Task brief:
The full set of entries needs to be reproduced exactly.

Records drawn from a dataset
####################

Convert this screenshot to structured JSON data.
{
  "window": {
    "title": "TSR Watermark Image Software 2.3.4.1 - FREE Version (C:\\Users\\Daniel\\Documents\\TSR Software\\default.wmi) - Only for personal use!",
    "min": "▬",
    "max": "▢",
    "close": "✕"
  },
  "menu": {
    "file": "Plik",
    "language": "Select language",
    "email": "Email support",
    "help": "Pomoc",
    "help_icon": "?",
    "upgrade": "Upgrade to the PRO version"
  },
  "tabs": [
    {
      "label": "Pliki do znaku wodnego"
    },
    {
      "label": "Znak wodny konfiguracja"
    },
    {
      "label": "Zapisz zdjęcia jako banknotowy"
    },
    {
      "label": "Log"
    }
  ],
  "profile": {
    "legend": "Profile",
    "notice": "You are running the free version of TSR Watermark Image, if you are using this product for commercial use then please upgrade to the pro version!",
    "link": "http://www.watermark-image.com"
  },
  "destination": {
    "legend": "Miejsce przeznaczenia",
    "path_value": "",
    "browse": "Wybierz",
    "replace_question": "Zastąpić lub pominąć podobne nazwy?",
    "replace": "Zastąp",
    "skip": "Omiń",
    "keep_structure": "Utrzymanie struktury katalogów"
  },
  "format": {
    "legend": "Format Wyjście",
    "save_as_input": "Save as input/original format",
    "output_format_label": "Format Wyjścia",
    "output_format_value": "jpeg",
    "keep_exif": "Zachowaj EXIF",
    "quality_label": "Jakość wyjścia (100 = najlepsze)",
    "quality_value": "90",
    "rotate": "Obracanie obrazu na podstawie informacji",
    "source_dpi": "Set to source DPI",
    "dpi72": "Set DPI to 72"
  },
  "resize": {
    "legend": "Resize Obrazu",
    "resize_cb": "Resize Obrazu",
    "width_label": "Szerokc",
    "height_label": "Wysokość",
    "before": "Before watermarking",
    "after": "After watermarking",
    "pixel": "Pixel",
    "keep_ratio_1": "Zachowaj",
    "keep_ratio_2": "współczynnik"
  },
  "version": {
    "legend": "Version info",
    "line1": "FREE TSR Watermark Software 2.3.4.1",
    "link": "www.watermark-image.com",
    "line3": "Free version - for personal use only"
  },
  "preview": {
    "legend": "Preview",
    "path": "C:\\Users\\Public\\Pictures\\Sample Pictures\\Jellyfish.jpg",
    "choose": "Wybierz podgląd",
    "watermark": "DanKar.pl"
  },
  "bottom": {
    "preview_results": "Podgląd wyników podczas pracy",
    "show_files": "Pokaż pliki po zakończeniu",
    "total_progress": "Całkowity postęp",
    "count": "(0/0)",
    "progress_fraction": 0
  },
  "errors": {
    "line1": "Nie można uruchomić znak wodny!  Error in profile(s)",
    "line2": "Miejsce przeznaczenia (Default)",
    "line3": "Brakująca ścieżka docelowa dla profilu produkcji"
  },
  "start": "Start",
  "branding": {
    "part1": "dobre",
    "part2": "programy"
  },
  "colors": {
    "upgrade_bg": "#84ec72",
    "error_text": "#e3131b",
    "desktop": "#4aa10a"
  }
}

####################

Response to this task:
Convert this screenshot to structured JSON data.
{
  "window": {
    "title": "TSR Watermark Image Software 2.3.4.1 - FREE Version (C:\\Users\\Daniel\\Documents\\TSR Software\\default.wmi) - Only for personal use!",
    "min": "▬",
    "max": "▢",
    "close": "✕"
  },
  "menu": {
    "file": "Plik",
    "language": "Select language",
    "email": "Email support",
    "help": "Pomoc",
    "help_icon": "?",
    "upgrade": "Upgrade to the PRO version"
  },
  "tabs": [
    {
      "label": "Pliki do znaku wodnego"
    },
    {
      "label": "Znak wodny konfiguracja"
    },
    {
      "label": "Zapisz zdjęcia jako banknotowy"
    },
    {
      "label": "Log"
    }
  ],
  "profile": {
    "legend": "Profile",
    "notice": "You are running the free version of TSR Watermark Image, if you are using this product for commercial use then please upgrade to the pro version!",
    "link": "http://www.watermark-image.com"
  },
  "destination": {
    "legend": "Miejsce przeznaczenia",
    "path_value": "",
    "browse": "Wybierz",
    "replace_question": "Zastąpić lub pominąć podobne nazwy?",
    "replace": "Zastąp",
    "skip": "Omiń",
    "keep_structure": "Utrzymanie struktury katalogów"
  },
  "format": {
    "legend": "Format Wyjście",
    "save_as_input": "Save as input/original format",
    "output_format_label": "Format Wyjścia",
    "output_format_value": "jpeg",
    "keep_exif": "Zachowaj EXIF",
    "quality_label": "Jakość wyjścia (100 = najlepsze)",
    "quality_value": "90",
    "rotate": "Obracanie obrazu na podstawie informacji",
    "source_dpi": "Set to source DPI",
    "dpi72": "Set DPI to 72"
  },
  "resize": {
    "legend": "Resize Obrazu",
    "resize_cb": "Resize Obrazu",
    "width_label": "Szerokc",
    "height_label": "Wysokość",
    "before": "Before watermarking",
    "after": "After watermarking",
    "pixel": "Pixel",
    "keep_ratio_1": "Zachowaj",
    "keep_ratio_2": "współczynnik"
  },
  "version": {
    "legend": "Version info",
    "line1": "FREE TSR Watermark Software 2.3.4.1",
    "link": "www.watermark-image.com",
    "line3": "Free version - for personal use only"
  },
  "preview": {
    "legend": "Preview",
    "path": "C:\\Users\\Public\\Pictures\\Sample Pictures\\Jellyfish.jpg",
    "choose": "Wybierz podgląd",
    "watermark": "DanKar.pl"
  },
  "bottom": {
    "preview_results": "Podgląd wyników podczas pracy",
    "show_files": "Pokaż pliki po zakończeniu",
    "total_progress": "Całkowity postęp",
    "count": "(0/0)",
    "progress_fraction": 0
  },
  "errors": {
    "line1": "Nie można uruchomić znak wodny!  Error in profile(s)",
    "line2": "Miejsce przeznaczenia (Default)",
    "line3": "Brakująca ścieżka docelowa dla profilu produkcji"
  },
  "start": "Start",
  "branding": {
    "part1": "dobre",
    "part2": "programy"
  },
  "colors": {
    "upgrade_bg": "#84ec72",
    "error_text": "#e3131b",
    "desktop": "#4aa10a"
  }
}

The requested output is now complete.